In addition to a colorized version, Bell is also making a Blackout version, which replaces all the colors with a glossy black paint on a matte black background:
The Blackout Edition of the Sigil Arcanum Tarot–which will feature all the same cards–will be printed with rich glossy ink offset on a substantial matte black paper stock. The result is a mesmerizing and sleek appearance which is best read by candle light. The deck appears entirely black on black, and you must shed light on the cards to reveal their hidden meanings.
The edges of the cards appear matte black due to the card stock, which adds to the dark effect. The box will be printed on the same matte black cover, with thicker, more sturdy paper, and will be printed offset to give the same illusory appearance. The booklet, however, will be printed normally, because let’s face it, nobody would want an all black instruction booklet.
As of this writing, it’s sitting at about $18.2k, and it needs $25k to get funded. That being said, there are two stretch goals involved here, which would be fantastic for us to get to. The first is for $30k which enables Bell to upgrade the packaging/storage quality, card quality and protection, and an upgrade to the Little White Book that comes with the kit; this is what I’m really hoping for. But, even better than that, if we can get to $50k, there will be a full-size complete book on the Tarot that fully dives into the symbolism of each card, the historical significance of each symbol, more interpretations, ample examples of spreads, and more. While having the whole book would be great, and while I’d be happy with just the decks themselves, I think the $30k stretch goal is more than enough to make everyone happy.
I may not read Tarot all that much, but hot damn, this deck makes me want to start. With 12 days to go in the campaign, there’s still plenty of time to reach the goal, but that’s no reason to wait; hurry up and make your pledge today! If you want a Thoth-structured deck that’s sublimely potent and elegant in its refined simplicity, head to Kickstarter and back the Sigil Arcanum Tarot! Probably the best choice most people would go after is the US$42 option, which gets you one deck of cards, but there are lesser options and greater options available (including a US$70 option for two decks). For more information, go head over to the Sigil Arcanum website proper!

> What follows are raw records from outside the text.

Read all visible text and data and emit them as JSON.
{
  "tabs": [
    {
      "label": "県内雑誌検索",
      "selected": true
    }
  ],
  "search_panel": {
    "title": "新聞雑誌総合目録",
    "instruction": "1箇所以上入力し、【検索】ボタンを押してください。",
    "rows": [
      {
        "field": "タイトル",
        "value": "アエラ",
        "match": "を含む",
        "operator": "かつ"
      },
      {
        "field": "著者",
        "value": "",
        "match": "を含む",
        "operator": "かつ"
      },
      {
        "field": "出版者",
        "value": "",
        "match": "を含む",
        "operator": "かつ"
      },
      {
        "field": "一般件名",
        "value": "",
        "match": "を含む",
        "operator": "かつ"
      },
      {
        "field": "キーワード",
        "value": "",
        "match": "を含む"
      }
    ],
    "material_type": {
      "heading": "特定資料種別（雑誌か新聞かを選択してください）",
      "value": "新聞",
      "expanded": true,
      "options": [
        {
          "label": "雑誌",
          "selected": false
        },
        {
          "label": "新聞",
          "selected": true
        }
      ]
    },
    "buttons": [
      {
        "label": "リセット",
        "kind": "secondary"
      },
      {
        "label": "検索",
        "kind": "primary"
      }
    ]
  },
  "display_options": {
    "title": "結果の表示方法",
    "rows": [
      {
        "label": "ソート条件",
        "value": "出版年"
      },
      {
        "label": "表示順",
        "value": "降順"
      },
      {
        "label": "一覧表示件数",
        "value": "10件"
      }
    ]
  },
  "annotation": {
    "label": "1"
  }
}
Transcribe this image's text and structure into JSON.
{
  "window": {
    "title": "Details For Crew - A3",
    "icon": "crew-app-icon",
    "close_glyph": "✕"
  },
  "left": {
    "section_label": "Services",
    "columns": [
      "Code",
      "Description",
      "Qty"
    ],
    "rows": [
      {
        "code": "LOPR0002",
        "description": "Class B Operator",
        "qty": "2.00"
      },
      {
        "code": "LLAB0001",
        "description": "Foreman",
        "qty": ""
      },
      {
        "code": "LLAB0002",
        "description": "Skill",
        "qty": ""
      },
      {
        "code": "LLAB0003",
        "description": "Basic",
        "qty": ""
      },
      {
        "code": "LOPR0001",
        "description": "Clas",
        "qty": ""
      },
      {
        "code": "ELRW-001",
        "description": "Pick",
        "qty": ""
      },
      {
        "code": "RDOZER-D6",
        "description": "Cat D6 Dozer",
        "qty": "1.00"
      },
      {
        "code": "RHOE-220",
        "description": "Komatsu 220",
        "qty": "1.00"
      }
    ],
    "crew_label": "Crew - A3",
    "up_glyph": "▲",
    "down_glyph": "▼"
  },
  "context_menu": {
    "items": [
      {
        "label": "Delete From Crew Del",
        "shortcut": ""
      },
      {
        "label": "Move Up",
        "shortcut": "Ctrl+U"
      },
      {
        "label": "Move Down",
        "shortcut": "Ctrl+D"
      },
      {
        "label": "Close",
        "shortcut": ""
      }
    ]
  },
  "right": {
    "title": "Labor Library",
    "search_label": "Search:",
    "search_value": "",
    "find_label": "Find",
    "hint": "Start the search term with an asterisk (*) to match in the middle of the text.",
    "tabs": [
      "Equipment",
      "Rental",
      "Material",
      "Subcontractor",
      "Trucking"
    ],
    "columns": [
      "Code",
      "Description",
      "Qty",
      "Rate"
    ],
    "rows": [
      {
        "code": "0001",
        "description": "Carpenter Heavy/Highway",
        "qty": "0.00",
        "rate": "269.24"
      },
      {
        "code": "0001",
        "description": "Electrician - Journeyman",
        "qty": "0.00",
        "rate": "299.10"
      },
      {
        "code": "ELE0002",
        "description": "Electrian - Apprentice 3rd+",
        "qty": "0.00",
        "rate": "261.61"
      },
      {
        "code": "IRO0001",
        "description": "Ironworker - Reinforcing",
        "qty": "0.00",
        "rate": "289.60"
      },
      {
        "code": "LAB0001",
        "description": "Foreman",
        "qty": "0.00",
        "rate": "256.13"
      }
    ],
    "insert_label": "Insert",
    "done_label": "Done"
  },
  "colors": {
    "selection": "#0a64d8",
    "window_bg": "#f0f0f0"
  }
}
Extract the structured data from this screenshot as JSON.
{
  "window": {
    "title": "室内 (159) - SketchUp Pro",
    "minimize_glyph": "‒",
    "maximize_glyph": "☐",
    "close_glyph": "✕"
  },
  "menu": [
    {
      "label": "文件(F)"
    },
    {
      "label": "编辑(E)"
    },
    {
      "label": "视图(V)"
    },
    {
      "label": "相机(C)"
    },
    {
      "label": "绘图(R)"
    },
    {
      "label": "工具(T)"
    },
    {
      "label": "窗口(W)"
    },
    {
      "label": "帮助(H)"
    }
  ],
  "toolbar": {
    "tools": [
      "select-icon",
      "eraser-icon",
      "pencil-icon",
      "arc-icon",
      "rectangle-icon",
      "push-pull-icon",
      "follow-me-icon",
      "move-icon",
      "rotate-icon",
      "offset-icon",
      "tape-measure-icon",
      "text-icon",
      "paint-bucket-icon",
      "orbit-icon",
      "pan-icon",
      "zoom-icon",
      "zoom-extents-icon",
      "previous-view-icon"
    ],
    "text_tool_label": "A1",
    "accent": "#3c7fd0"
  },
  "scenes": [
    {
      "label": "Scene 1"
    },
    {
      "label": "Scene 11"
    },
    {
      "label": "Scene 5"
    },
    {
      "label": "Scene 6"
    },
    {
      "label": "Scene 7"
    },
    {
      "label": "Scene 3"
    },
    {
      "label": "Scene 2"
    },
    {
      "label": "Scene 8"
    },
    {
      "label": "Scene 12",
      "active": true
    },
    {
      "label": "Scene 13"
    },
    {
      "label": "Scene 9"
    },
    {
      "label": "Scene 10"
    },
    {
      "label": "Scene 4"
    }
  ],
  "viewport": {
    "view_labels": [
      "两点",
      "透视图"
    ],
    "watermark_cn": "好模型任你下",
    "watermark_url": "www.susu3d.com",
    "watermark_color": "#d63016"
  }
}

Here’s hoping for a successful campaign; all luck to you, Taylor, and here’s wishing you all the best for this beautiful project!